*** MATERIAL TO PROCESS Section Begins ***

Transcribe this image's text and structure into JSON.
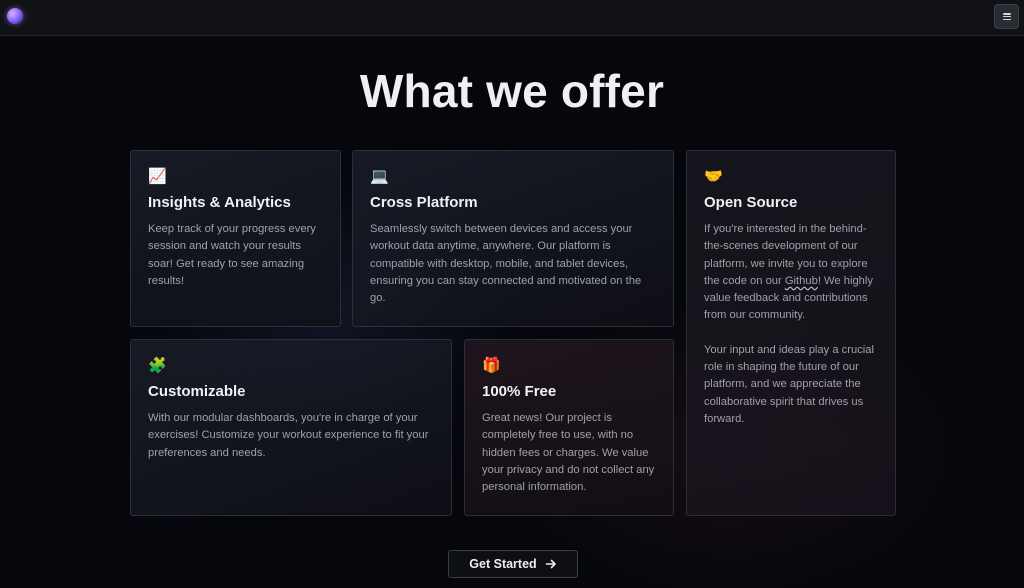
{
  "header": {
    "logo_name": "gradient-orb-logo",
    "menu_icon": "hamburger-menu-icon"
  },
  "page": {
    "title": "What we offer"
  },
  "features": [
    {
      "icon": "📈",
      "icon_name": "chart-increasing-icon",
      "title": "Insights & Analytics",
      "body": "Keep track of your progress every session and watch your results soar! Get ready to see amazing results!"
    },
    {
      "icon": "💻",
      "icon_name": "laptop-icon",
      "title": "Cross Platform",
      "body": "Seamlessly switch between devices and access your workout data anytime, anywhere. Our platform is compatible with desktop, mobile, and tablet devices, ensuring you can stay connected and motivated on the go."
    },
    {
      "icon": "🤝",
      "icon_name": "handshake-icon",
      "title": "Open Source",
      "body_before_link": "If you're interested in the behind-the-scenes development of our platform, we invite you to explore the code on our ",
      "link_text": "Github",
      "body_after_link": "! We highly value feedback and contributions from our community.",
      "body_2": "Your input and ideas play a crucial role in shaping the future of our platform, and we appreciate the collaborative spirit that drives us forward."
    },
    {
      "icon": "🧩",
      "icon_name": "puzzle-piece-icon",
      "title": "Customizable",
      "body": "With our modular dashboards, you're in charge of your exercises! Customize your workout experience to fit your preferences and needs."
    },
    {
      "icon": "🎁",
      "icon_name": "gift-icon",
      "title": "100% Free",
      "body": "Great news! Our project is completely free to use, with no hidden fees or charges. We value your privacy and do not collect any personal information."
    }
  ],
  "cta": {
    "label": "Get Started",
    "icon_name": "arrow-right-icon"
  },
  "colors": {
    "background": "#06070c",
    "topbar": "#111216",
    "card_border": "#2c2f38",
    "text_muted": "#9ea1aa",
    "text_heading": "#f0f1f4"
  }
}
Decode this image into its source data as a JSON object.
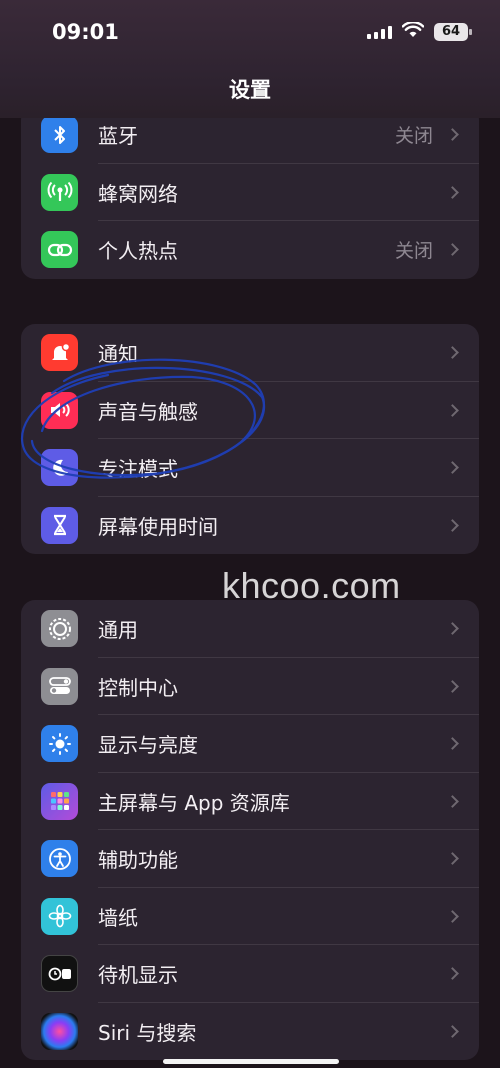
{
  "status_bar": {
    "time": "09:01",
    "battery": "64"
  },
  "header": {
    "title": "设置"
  },
  "groups": [
    {
      "rows": [
        {
          "label": "蓝牙",
          "value": "关闭",
          "icon": "bluetooth-icon",
          "color": "#2f80ea"
        },
        {
          "label": "蜂窝网络",
          "value": "",
          "icon": "cellular-icon",
          "color": "#34c759"
        },
        {
          "label": "个人热点",
          "value": "关闭",
          "icon": "hotspot-icon",
          "color": "#34c759"
        }
      ]
    },
    {
      "rows": [
        {
          "label": "通知",
          "icon": "notification-bell-icon",
          "color": "#ff3b30"
        },
        {
          "label": "声音与触感",
          "icon": "speaker-icon",
          "color": "#ff2d55"
        },
        {
          "label": "专注模式",
          "icon": "moon-icon",
          "color": "#5e5ce6"
        },
        {
          "label": "屏幕使用时间",
          "icon": "hourglass-icon",
          "color": "#5e5ce6"
        }
      ]
    },
    {
      "rows": [
        {
          "label": "通用",
          "icon": "gear-icon",
          "color": "#8e8e93"
        },
        {
          "label": "控制中心",
          "icon": "toggles-icon",
          "color": "#8e8e93"
        },
        {
          "label": "显示与亮度",
          "icon": "sun-icon",
          "color": "#2f80ea"
        },
        {
          "label": "主屏幕与 App 资源库",
          "icon": "app-grid-icon",
          "color": "#5e5ce6"
        },
        {
          "label": "辅助功能",
          "icon": "accessibility-icon",
          "color": "#2f80ea"
        },
        {
          "label": "墙纸",
          "icon": "flower-icon",
          "color": "#32c3d8"
        },
        {
          "label": "待机显示",
          "icon": "standby-icon",
          "color": "#111111"
        },
        {
          "label": "Siri 与搜索",
          "icon": "siri-icon",
          "color": "#222222"
        }
      ]
    }
  ],
  "watermark": "khcoo.com"
}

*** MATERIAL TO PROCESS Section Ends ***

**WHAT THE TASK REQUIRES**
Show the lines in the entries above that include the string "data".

**EXERCISE SOLUTION**
      "body": "Seamlessly switch between devices and access your workout data anytime, anywhere. Our platform is compatible with desktop, mobile, and tablet devices, ensuring you can stay connected and motivated on the go."
Decode this image into its source data as a JSON object.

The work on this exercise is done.